BAE Engineers Develop 'F1' Tank
Technology that is more associated with F1 racing cars has now been applied to tanks and other military tracked vehicles in order to improve speed and handling in combat situations. Engineers at BAE have successfully adapted a system more commonly used by pit crews on 700kg carbon fibre racing cars for use on tracked vehicles weighing as much as 35 tonnes. This presented engineers with a unique challenge.
The revolutionary Active Damping upgrade system has been applied to members of the CV90 combat vehicle family by engineers at BAE systems. The supercharged tanks now break records against standard tanks for speeding across tough terrain, and manoeuvrability has also been improved through the reduction of pitch acceleration by roughly 40%. The CV90 family of tracked and armoured vehicles is designed and built in Sweden by BAE Systems, and is used by armed forces across Scandinavia and globally by the UN and NATO.
Active Damping was introduced into F1 in the 1990s. The system works by detecting the vehicle’s speed and terrain variants ahead. Computers then adjust the suspension automatically to keep the vehicle running on a ‘flat’ track.

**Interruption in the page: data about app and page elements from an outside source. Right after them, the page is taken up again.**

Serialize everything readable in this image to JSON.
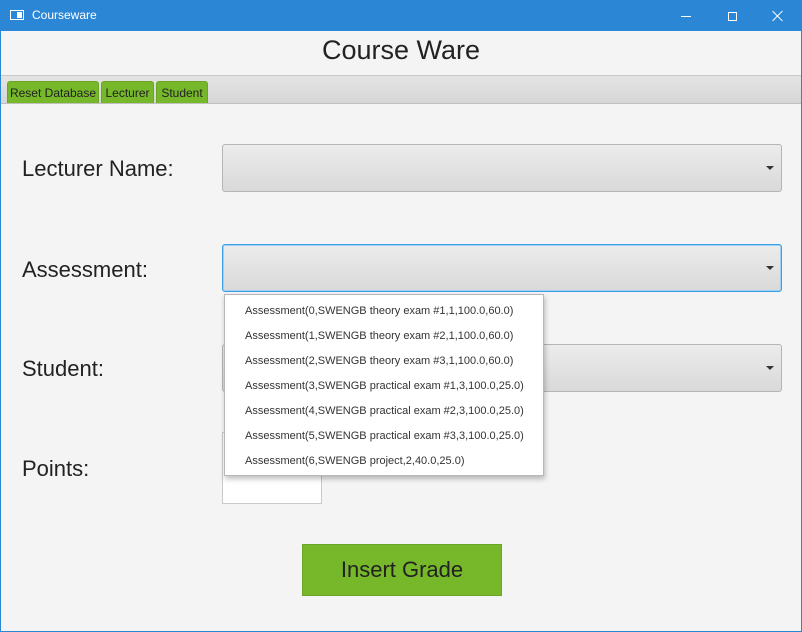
{
  "window": {
    "title": "Courseware"
  },
  "header": {
    "title": "Course Ware"
  },
  "tabs": [
    {
      "label": "Reset Database"
    },
    {
      "label": "Lecturer"
    },
    {
      "label": "Student"
    }
  ],
  "form": {
    "lecturer_label": "Lecturer Name:",
    "assessment_label": "Assessment:",
    "student_label": "Student:",
    "points_label": "Points:",
    "lecturer_value": "",
    "assessment_value": "",
    "student_value": "",
    "points_value": ""
  },
  "assessment_options": [
    "Assessment(0,SWENGB theory exam #1,1,100.0,60.0)",
    "Assessment(1,SWENGB theory exam #2,1,100.0,60.0)",
    "Assessment(2,SWENGB theory exam #3,1,100.0,60.0)",
    "Assessment(3,SWENGB practical exam #1,3,100.0,25.0)",
    "Assessment(4,SWENGB practical exam #2,3,100.0,25.0)",
    "Assessment(5,SWENGB practical exam #3,3,100.0,25.0)",
    "Assessment(6,SWENGB project,2,40.0,25.0)"
  ],
  "actions": {
    "insert_label": "Insert Grade"
  },
  "colors": {
    "titlebar": "#2b86d6",
    "accent_green": "#76b82a",
    "focus_blue": "#3c9fe3"
  }
}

The improved stability reduces routine wear and tear on tracked armoured vehicles with the result that repair costs during the lifetime of the vehicle are greatly reduced. The CV90’s crew benefits from the new technology too. A smoother ride means a reduction in stress and fatigue – a problem experienced by combat troops in the field. The reduction in vertical motion also makes the gunner’s job of locating and hitting targets much easier.
Although a CV90 tank will never be seen on the racetrack at Silverstone, the adaptations will make it a much tougher force to be reckoned with in the field of combat as well as reducing maintenance costs, and making the lives of combat troops easier.
Image source: militaryfactory.com
About Alison Page
Alison is a small business owner, freelance writer, author and dressage judge. She has degrees in Equine Science and Business Studies. Read her full story at http://www.theladywriter.co.uk